The task:
The entries need to be copied exactly as they stand, images left out.

Entries from a dataset of interfaces

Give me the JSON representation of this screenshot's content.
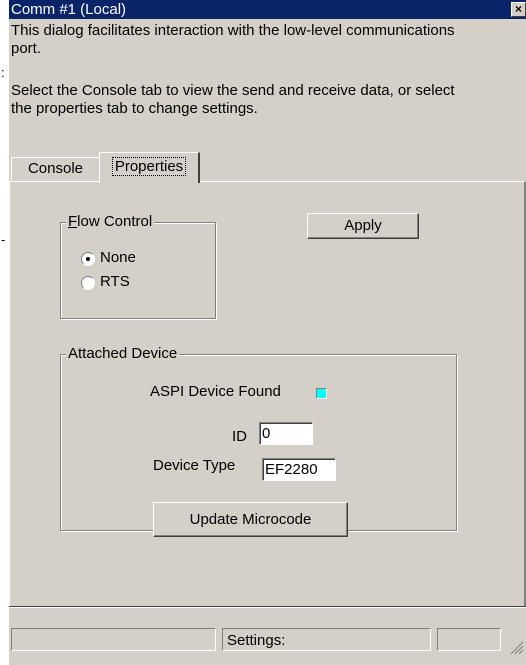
{
  "window": {
    "title": "Comm #1 (Local)",
    "close_glyph": "×"
  },
  "description": {
    "line1": "This dialog facilitates interaction with the low-level communications",
    "line2": "port.",
    "line3": "Select the Console tab to view the send and receive data, or select",
    "line4": "the properties tab to change settings."
  },
  "tabs": [
    {
      "label": "Console",
      "selected": false
    },
    {
      "label": "Properties",
      "selected": true
    }
  ],
  "flow_control": {
    "label_first": "F",
    "label_rest": "low Control",
    "options": [
      {
        "label": "None",
        "selected": true
      },
      {
        "label": "RTS",
        "selected": false
      }
    ]
  },
  "apply_button": "Apply",
  "attached_device": {
    "label": "Attached Device",
    "aspi_label": "ASPI Device Found",
    "aspi_indicator_color": "#00ffff",
    "id_label": "ID",
    "id_value": "0",
    "device_type_label": "Device Type",
    "device_type_value": "EF2280",
    "update_button": "Update Microcode"
  },
  "status_bar": {
    "pane1": "",
    "pane2": "Settings:",
    "pane3": ""
  },
  "colors": {
    "titlebar": "#0a246a",
    "face": "#d4d0c8",
    "shadow": "#808080",
    "highlight": "#ffffff"
  },
  "icons": {
    "close": "close-icon",
    "radio": "radio-icon",
    "resize": "resize-grip-icon"
  }
}
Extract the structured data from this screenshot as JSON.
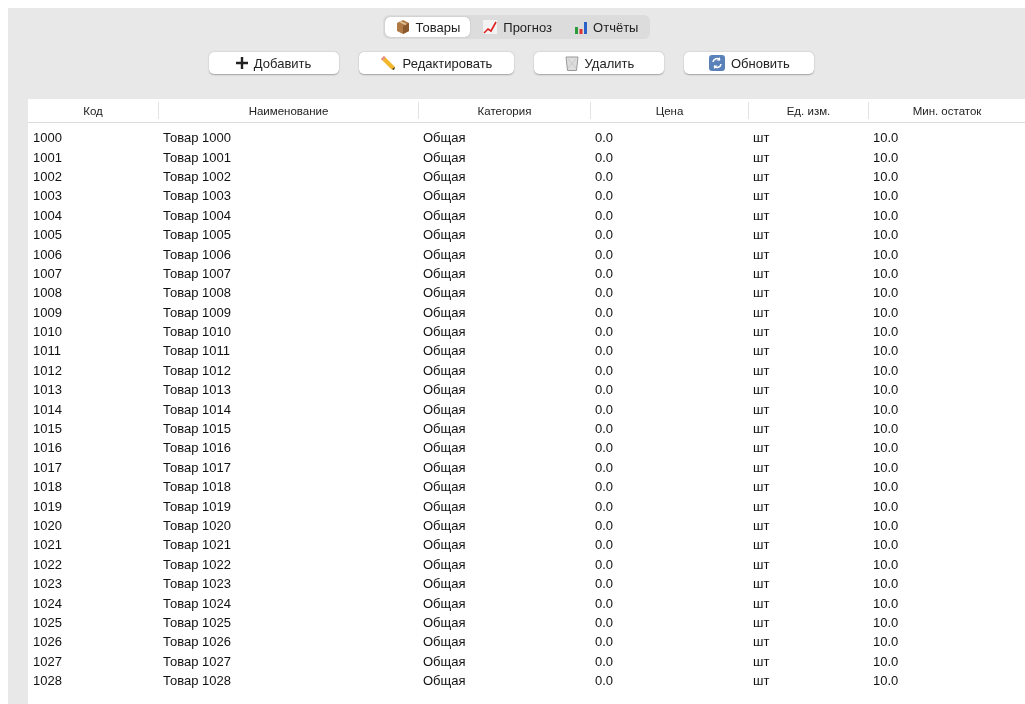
{
  "tabs": [
    {
      "label": "Товары",
      "kind": "box",
      "selected": true
    },
    {
      "label": "Прогноз",
      "kind": "trend",
      "selected": false
    },
    {
      "label": "Отчёты",
      "kind": "bars",
      "selected": false
    }
  ],
  "toolbar": [
    {
      "label": "Добавить",
      "kind": "plus"
    },
    {
      "label": "Редактировать",
      "kind": "pencil"
    },
    {
      "label": "Удалить",
      "kind": "trash"
    },
    {
      "label": "Обновить",
      "kind": "refresh"
    }
  ],
  "table": {
    "columns": [
      "Код",
      "Наименование",
      "Категория",
      "Цена",
      "Ед. изм.",
      "Мин. остаток"
    ],
    "rows": [
      [
        "1000",
        "Товар 1000",
        "Общая",
        "0.0",
        "шт",
        "10.0"
      ],
      [
        "1001",
        "Товар 1001",
        "Общая",
        "0.0",
        "шт",
        "10.0"
      ],
      [
        "1002",
        "Товар 1002",
        "Общая",
        "0.0",
        "шт",
        "10.0"
      ],
      [
        "1003",
        "Товар 1003",
        "Общая",
        "0.0",
        "шт",
        "10.0"
      ],
      [
        "1004",
        "Товар 1004",
        "Общая",
        "0.0",
        "шт",
        "10.0"
      ],
      [
        "1005",
        "Товар 1005",
        "Общая",
        "0.0",
        "шт",
        "10.0"
      ],
      [
        "1006",
        "Товар 1006",
        "Общая",
        "0.0",
        "шт",
        "10.0"
      ],
      [
        "1007",
        "Товар 1007",
        "Общая",
        "0.0",
        "шт",
        "10.0"
      ],
      [
        "1008",
        "Товар 1008",
        "Общая",
        "0.0",
        "шт",
        "10.0"
      ],
      [
        "1009",
        "Товар 1009",
        "Общая",
        "0.0",
        "шт",
        "10.0"
      ],
      [
        "1010",
        "Товар 1010",
        "Общая",
        "0.0",
        "шт",
        "10.0"
      ],
      [
        "1011",
        "Товар 1011",
        "Общая",
        "0.0",
        "шт",
        "10.0"
      ],
      [
        "1012",
        "Товар 1012",
        "Общая",
        "0.0",
        "шт",
        "10.0"
      ],
      [
        "1013",
        "Товар 1013",
        "Общая",
        "0.0",
        "шт",
        "10.0"
      ],
      [
        "1014",
        "Товар 1014",
        "Общая",
        "0.0",
        "шт",
        "10.0"
      ],
      [
        "1015",
        "Товар 1015",
        "Общая",
        "0.0",
        "шт",
        "10.0"
      ],
      [
        "1016",
        "Товар 1016",
        "Общая",
        "0.0",
        "шт",
        "10.0"
      ],
      [
        "1017",
        "Товар 1017",
        "Общая",
        "0.0",
        "шт",
        "10.0"
      ],
      [
        "1018",
        "Товар 1018",
        "Общая",
        "0.0",
        "шт",
        "10.0"
      ],
      [
        "1019",
        "Товар 1019",
        "Общая",
        "0.0",
        "шт",
        "10.0"
      ],
      [
        "1020",
        "Товар 1020",
        "Общая",
        "0.0",
        "шт",
        "10.0"
      ],
      [
        "1021",
        "Товар 1021",
        "Общая",
        "0.0",
        "шт",
        "10.0"
      ],
      [
        "1022",
        "Товар 1022",
        "Общая",
        "0.0",
        "шт",
        "10.0"
      ],
      [
        "1023",
        "Товар 1023",
        "Общая",
        "0.0",
        "шт",
        "10.0"
      ],
      [
        "1024",
        "Товар 1024",
        "Общая",
        "0.0",
        "шт",
        "10.0"
      ],
      [
        "1025",
        "Товар 1025",
        "Общая",
        "0.0",
        "шт",
        "10.0"
      ],
      [
        "1026",
        "Товар 1026",
        "Общая",
        "0.0",
        "шт",
        "10.0"
      ],
      [
        "1027",
        "Товар 1027",
        "Общая",
        "0.0",
        "шт",
        "10.0"
      ],
      [
        "1028",
        "Товар 1028",
        "Общая",
        "0.0",
        "шт",
        "10.0"
      ]
    ]
  }
}
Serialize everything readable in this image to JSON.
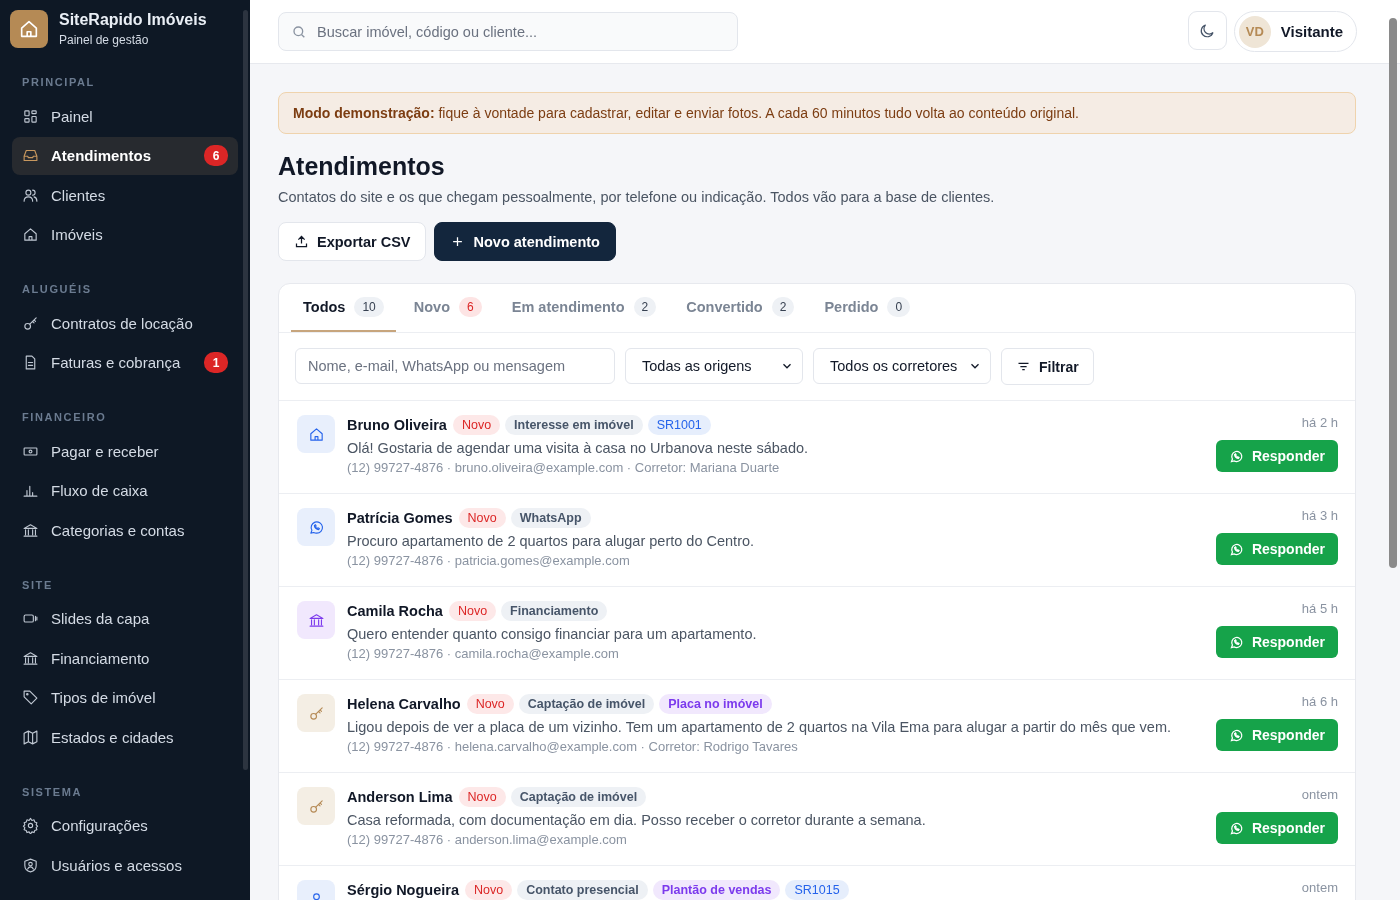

Expected answer:
Give me the JSON representation of this screenshot's content.
{
  "window": {
    "title": "Comm #1 (Local)",
    "close_glyph": "×"
  },
  "description": {
    "line1": "This dialog facilitates interaction with the low-level communications",
    "line2": "port.",
    "line3": "Select the Console tab to view the send and receive data, or select",
    "line4": "the properties tab to change settings."
  },
  "tabs": [
    {
      "label": "Console",
      "selected": false
    },
    {
      "label": "Properties",
      "selected": true
    }
  ],
  "flow_control": {
    "label_first": "F",
    "label_rest": "low Control",
    "options": [
      {
        "label": "None",
        "selected": true
      },
      {
        "label": "RTS",
        "selected": false
      }
    ]
  },
  "apply_button": "Apply",
  "attached_device": {
    "label": "Attached Device",
    "aspi_label": "ASPI Device Found",
    "aspi_indicator_color": "#00ffff",
    "id_label": "ID",
    "id_value": "0",
    "device_type_label": "Device Type",
    "device_type_value": "EF2280",
    "update_button": "Update Microcode"
  },
  "status_bar": {
    "pane1": "",
    "pane2": "Settings:",
    "pane3": ""
  },
  "colors": {
    "titlebar": "#0a246a",
    "face": "#d4d0c8",
    "shadow": "#808080",
    "highlight": "#ffffff"
  },
  "icons": {
    "close": "close-icon",
    "radio": "radio-icon",
    "resize": "resize-grip-icon"
  }
}
Extract the structured data from this screenshot as JSON.
{
  "tabs": [
    {
      "label": "Товары",
      "kind": "box",
      "selected": true
    },
    {
      "label": "Прогноз",
      "kind": "trend",
      "selected": false
    },
    {
      "label": "Отчёты",
      "kind": "bars",
      "selected": false
    }
  ],
  "toolbar": [
    {
      "label": "Добавить",
      "kind": "plus"
    },
    {
      "label": "Редактировать",
      "kind": "pencil"
    },
    {
      "label": "Удалить",
      "kind": "trash"
    },
    {
      "label": "Обновить",
      "kind": "refresh"
    }
  ],
  "table": {
    "columns": [
      "Код",
      "Наименование",
      "Категория",
      "Цена",
      "Ед. изм.",
      "Мин. остаток"
    ],
    "rows": [
      [
        "1000",
        "Товар 1000",
        "Общая",
        "0.0",
        "шт",
        "10.0"
      ],
      [
        "1001",
        "Товар 1001",
        "Общая",
        "0.0",
        "шт",
        "10.0"
      ],
      [
        "1002",
        "Товар 1002",
        "Общая",
        "0.0",
        "шт",
        "10.0"
      ],
      [
        "1003",
        "Товар 1003",
        "Общая",
        "0.0",
        "шт",
        "10.0"
      ],
      [
        "1004",
        "Товар 1004",
        "Общая",
        "0.0",
        "шт",
        "10.0"
      ],
      [
        "1005",
        "Товар 1005",
        "Общая",
        "0.0",
        "шт",
        "10.0"
      ],
      [
        "1006",
        "Товар 1006",
        "Общая",
        "0.0",
        "шт",
        "10.0"
      ],
      [
        "1007",
        "Товар 1007",
        "Общая",
        "0.0",
        "шт",
        "10.0"
      ],
      [
        "1008",
        "Товар 1008",
        "Общая",
        "0.0",
        "шт",
        "10.0"
      ],
      [
        "1009",
        "Товар 1009",
        "Общая",
        "0.0",
        "шт",
        "10.0"
      ],
      [
        "1010",
        "Товар 1010",
        "Общая",
        "0.0",
        "шт",
        "10.0"
      ],
      [
        "1011",
        "Товар 1011",
        "Общая",
        "0.0",
        "шт",
        "10.0"
      ],
      [
        "1012",
        "Товар 1012",
        "Общая",
        "0.0",
        "шт",
        "10.0"
      ],
      [
        "1013",
        "Товар 1013",
        "Общая",
        "0.0",
        "шт",
        "10.0"
      ],
      [
        "1014",
        "Товар 1014",
        "Общая",
        "0.0",
        "шт",
        "10.0"
      ],
      [
        "1015",
        "Товар 1015",
        "Общая",
        "0.0",
        "шт",
        "10.0"
      ],
      [
        "1016",
        "Товар 1016",
        "Общая",
        "0.0",
        "шт",
        "10.0"
      ],
      [
        "1017",
        "Товар 1017",
        "Общая",
        "0.0",
        "шт",
        "10.0"
      ],
      [
        "1018",
        "Товар 1018",
        "Общая",
        "0.0",
        "шт",
        "10.0"
      ],
      [
        "1019",
        "Товар 1019",
        "Общая",
        "0.0",
        "шт",
        "10.0"
      ],
      [
        "1020",
        "Товар 1020",
        "Общая",
        "0.0",
        "шт",
        "10.0"
      ],
      [
        "1021",
        "Товар 1021",
        "Общая",
        "0.0",
        "шт",
        "10.0"
      ],
      [
        "1022",
        "Товар 1022",
        "Общая",
        "0.0",
        "шт",
        "10.0"
      ],
      [
        "1023",
        "Товар 1023",
        "Общая",
        "0.0",
        "шт",
        "10.0"
      ],
      [
        "1024",
        "Товар 1024",
        "Общая",
        "0.0",
        "шт",
        "10.0"
      ],
      [
        "1025",
        "Товар 1025",
        "Общая",
        "0.0",
        "шт",
        "10.0"
      ],
      [
        "1026",
        "Товар 1026",
        "Общая",
        "0.0",
        "шт",
        "10.0"
      ],
      [
        "1027",
        "Товар 1027",
        "Общая",
        "0.0",
        "шт",
        "10.0"
      ],
      [
        "1028",
        "Товар 1028",
        "Общая",
        "0.0",
        "шт",
        "10.0"
      ]
    ]
  }
}
Serialize everything readable in this image to JSON.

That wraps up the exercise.